Many of us have become aware of traumatic brain injuries in the context of professional sports. Hockey and American football players are at high-risk for these injuries. Yet, you don’t have to be a linebacker to sustain a brain injury. Almost 400 brain injuries happen each day. These injuries can result in hospital stays and even death.
A brain advocacy group recently descended on Albany to petition lawmakers to enhance the Concussion Management Awareness Act and create a trust fund for brain injuries to help patients of traumatic brain injuries. The group’s larger goals are to increase awareness for brain injuries to better recognize and treat them and to increase community access for treatments.
Acts of violence, falls and car accidents are the leading causes of traumatic brain injuries. These incidents often result in the head or body whipped around or direct strikes to the head. Falls are especially common as they can occur in the home and year-round outdoors. Don’t think falls are only a concern for the elderly. They are the leading cause of brain injury for all age groups excluding 10-19-year olds.
How to recognize a possible traumatic brain injury
There are many ways brain injuries manifest themselves. More severe symptoms can include seizures, vomiting and drowsiness. Other signs of traumatic brain injuries include confusion, problems balancing or a headache. If left untreated, these injuries can lead to lifelong problems or even death. You should seek medical help if you experience any of these symptoms or are involved in an incident where brain injury is possible even if you don’t notice any symptoms.

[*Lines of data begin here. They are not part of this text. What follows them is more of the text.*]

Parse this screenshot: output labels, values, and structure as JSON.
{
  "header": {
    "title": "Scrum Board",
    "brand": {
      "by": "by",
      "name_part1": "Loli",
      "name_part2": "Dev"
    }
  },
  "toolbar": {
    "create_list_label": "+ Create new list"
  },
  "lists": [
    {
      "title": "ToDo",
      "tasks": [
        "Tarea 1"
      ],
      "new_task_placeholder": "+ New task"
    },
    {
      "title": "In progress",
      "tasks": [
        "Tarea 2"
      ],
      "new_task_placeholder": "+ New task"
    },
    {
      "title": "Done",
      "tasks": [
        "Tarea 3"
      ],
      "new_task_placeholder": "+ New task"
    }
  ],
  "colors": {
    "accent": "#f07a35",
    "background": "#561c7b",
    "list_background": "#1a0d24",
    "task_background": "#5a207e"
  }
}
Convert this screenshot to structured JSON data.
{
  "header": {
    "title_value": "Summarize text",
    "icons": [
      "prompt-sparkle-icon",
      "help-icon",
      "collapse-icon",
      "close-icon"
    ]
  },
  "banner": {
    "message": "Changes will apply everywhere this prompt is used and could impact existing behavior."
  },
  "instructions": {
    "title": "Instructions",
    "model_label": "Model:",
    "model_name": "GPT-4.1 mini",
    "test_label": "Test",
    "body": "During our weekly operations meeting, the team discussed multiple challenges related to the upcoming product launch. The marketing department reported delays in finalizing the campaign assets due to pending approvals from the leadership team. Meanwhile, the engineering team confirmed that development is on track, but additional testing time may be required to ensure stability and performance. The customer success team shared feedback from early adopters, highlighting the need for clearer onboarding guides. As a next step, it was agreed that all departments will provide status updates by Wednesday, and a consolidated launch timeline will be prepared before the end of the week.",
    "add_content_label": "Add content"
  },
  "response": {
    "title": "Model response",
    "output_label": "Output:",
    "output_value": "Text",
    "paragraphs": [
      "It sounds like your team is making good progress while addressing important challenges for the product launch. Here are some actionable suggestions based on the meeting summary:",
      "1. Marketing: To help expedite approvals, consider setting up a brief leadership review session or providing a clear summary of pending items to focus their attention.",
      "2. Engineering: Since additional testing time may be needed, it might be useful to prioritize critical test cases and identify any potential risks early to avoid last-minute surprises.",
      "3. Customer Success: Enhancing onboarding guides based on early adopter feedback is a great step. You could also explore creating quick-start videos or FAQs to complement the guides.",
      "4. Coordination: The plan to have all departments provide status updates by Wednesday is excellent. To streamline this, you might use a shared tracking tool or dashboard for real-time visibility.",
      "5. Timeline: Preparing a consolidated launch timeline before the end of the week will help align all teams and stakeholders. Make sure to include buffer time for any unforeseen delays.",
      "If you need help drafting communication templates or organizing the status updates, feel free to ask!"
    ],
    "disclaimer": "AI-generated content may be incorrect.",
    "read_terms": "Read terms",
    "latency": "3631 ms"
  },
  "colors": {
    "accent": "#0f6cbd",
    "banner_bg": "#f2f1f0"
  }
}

Just because you’re not a professional athlete doesn’t mean you don’t have to worry about traumatic brain injuries. Hundreds sustain these injuries every day and thousands die from them each year. There’s no such thing as “shaking it off” when it comes to brain injuries. It’s better to be safe than sorry and visit the doctor if there is any concern you’ve suffered a brain injury.